Can you give all the records again without altering a single character?

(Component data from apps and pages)

=== Begin Enclosure ===

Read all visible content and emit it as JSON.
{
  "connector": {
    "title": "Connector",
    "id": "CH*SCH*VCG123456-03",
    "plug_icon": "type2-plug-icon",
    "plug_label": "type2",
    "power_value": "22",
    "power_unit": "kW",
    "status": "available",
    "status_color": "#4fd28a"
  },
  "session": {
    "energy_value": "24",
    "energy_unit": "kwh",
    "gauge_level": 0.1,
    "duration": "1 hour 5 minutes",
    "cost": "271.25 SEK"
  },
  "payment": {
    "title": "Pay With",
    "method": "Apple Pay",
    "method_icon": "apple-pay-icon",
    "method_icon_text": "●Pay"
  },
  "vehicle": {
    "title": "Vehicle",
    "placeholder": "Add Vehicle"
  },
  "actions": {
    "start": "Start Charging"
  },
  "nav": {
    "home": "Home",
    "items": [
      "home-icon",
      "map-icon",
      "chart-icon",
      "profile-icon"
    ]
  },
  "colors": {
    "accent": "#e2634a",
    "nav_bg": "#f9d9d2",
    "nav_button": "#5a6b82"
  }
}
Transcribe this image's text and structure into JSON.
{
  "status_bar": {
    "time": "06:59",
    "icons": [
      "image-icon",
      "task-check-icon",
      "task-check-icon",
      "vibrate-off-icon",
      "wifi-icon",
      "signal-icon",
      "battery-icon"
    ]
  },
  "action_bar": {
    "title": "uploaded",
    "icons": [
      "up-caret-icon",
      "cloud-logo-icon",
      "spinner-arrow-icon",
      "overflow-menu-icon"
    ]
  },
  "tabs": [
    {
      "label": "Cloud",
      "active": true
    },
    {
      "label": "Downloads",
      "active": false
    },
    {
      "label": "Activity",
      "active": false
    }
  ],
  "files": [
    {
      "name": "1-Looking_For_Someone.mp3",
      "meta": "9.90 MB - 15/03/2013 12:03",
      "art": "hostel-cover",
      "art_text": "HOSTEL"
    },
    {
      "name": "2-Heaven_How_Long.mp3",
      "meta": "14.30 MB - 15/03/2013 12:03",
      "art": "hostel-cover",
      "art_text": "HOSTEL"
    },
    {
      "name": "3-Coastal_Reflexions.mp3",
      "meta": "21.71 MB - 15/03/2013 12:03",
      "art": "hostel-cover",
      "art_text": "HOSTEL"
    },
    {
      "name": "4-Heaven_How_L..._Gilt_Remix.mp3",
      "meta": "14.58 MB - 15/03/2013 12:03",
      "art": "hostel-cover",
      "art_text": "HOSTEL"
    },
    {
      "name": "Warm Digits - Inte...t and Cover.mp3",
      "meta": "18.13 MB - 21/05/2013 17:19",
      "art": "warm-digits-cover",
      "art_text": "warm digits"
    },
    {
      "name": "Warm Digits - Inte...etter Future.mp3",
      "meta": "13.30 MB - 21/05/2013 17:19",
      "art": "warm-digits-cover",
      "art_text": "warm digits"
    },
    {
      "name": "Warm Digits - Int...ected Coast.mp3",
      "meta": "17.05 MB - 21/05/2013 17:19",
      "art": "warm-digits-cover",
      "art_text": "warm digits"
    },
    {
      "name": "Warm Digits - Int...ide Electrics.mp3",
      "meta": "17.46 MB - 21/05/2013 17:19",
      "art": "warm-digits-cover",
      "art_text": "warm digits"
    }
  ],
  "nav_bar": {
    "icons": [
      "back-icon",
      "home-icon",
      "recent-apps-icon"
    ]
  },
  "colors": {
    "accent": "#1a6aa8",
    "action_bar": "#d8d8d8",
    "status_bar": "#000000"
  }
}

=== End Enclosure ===

__Output below__:
Read all visible content and emit it as JSON.
{
  "connector": {
    "title": "Connector",
    "id": "CH*SCH*VCG123456-03",
    "plug_icon": "type2-plug-icon",
    "plug_label": "type2",
    "power_value": "22",
    "power_unit": "kW",
    "status": "available",
    "status_color": "#4fd28a"
  },
  "session": {
    "energy_value": "24",
    "energy_unit": "kwh",
    "gauge_level": 0.1,
    "duration": "1 hour 5 minutes",
    "cost": "271.25 SEK"
  },
  "payment": {
    "title": "Pay With",
    "method": "Apple Pay",
    "method_icon": "apple-pay-icon",
    "method_icon_text": "●Pay"
  },
  "vehicle": {
    "title": "Vehicle",
    "placeholder": "Add Vehicle"
  },
  "actions": {
    "start": "Start Charging"
  },
  "nav": {
    "home": "Home",
    "items": [
      "home-icon",
      "map-icon",
      "chart-icon",
      "profile-icon"
    ]
  },
  "colors": {
    "accent": "#e2634a",
    "nav_bg": "#f9d9d2",
    "nav_button": "#5a6b82"
  }
}
Transcribe this image's text and structure into JSON.
{
  "status_bar": {
    "time": "06:59",
    "icons": [
      "image-icon",
      "task-check-icon",
      "task-check-icon",
      "vibrate-off-icon",
      "wifi-icon",
      "signal-icon",
      "battery-icon"
    ]
  },
  "action_bar": {
    "title": "uploaded",
    "icons": [
      "up-caret-icon",
      "cloud-logo-icon",
      "spinner-arrow-icon",
      "overflow-menu-icon"
    ]
  },
  "tabs": [
    {
      "label": "Cloud",
      "active": true
    },
    {
      "label": "Downloads",
      "active": false
    },
    {
      "label": "Activity",
      "active": false
    }
  ],
  "files": [
    {
      "name": "1-Looking_For_Someone.mp3",
      "meta": "9.90 MB - 15/03/2013 12:03",
      "art": "hostel-cover",
      "art_text": "HOSTEL"
    },
    {
      "name": "2-Heaven_How_Long.mp3",
      "meta": "14.30 MB - 15/03/2013 12:03",
      "art": "hostel-cover",
      "art_text": "HOSTEL"
    },
    {
      "name": "3-Coastal_Reflexions.mp3",
      "meta": "21.71 MB - 15/03/2013 12:03",
      "art": "hostel-cover",
      "art_text": "HOSTEL"
    },
    {
      "name": "4-Heaven_How_L..._Gilt_Remix.mp3",
      "meta": "14.58 MB - 15/03/2013 12:03",
      "art": "hostel-cover",
      "art_text": "HOSTEL"
    },
    {
      "name": "Warm Digits - Inte...t and Cover.mp3",
      "meta": "18.13 MB - 21/05/2013 17:19",
      "art": "warm-digits-cover",
      "art_text": "warm digits"
    },
    {
      "name": "Warm Digits - Inte...etter Future.mp3",
      "meta": "13.30 MB - 21/05/2013 17:19",
      "art": "warm-digits-cover",
      "art_text": "warm digits"
    },
    {
      "name": "Warm Digits - Int...ected Coast.mp3",
      "meta": "17.05 MB - 21/05/2013 17:19",
      "art": "warm-digits-cover",
      "art_text": "warm digits"
    },
    {
      "name": "Warm Digits - Int...ide Electrics.mp3",
      "meta": "17.46 MB - 21/05/2013 17:19",
      "art": "warm-digits-cover",
      "art_text": "warm digits"
    }
  ],
  "nav_bar": {
    "icons": [
      "back-icon",
      "home-icon",
      "recent-apps-icon"
    ]
  },
  "colors": {
    "accent": "#1a6aa8",
    "action_bar": "#d8d8d8",
    "status_bar": "#000000"
  }
}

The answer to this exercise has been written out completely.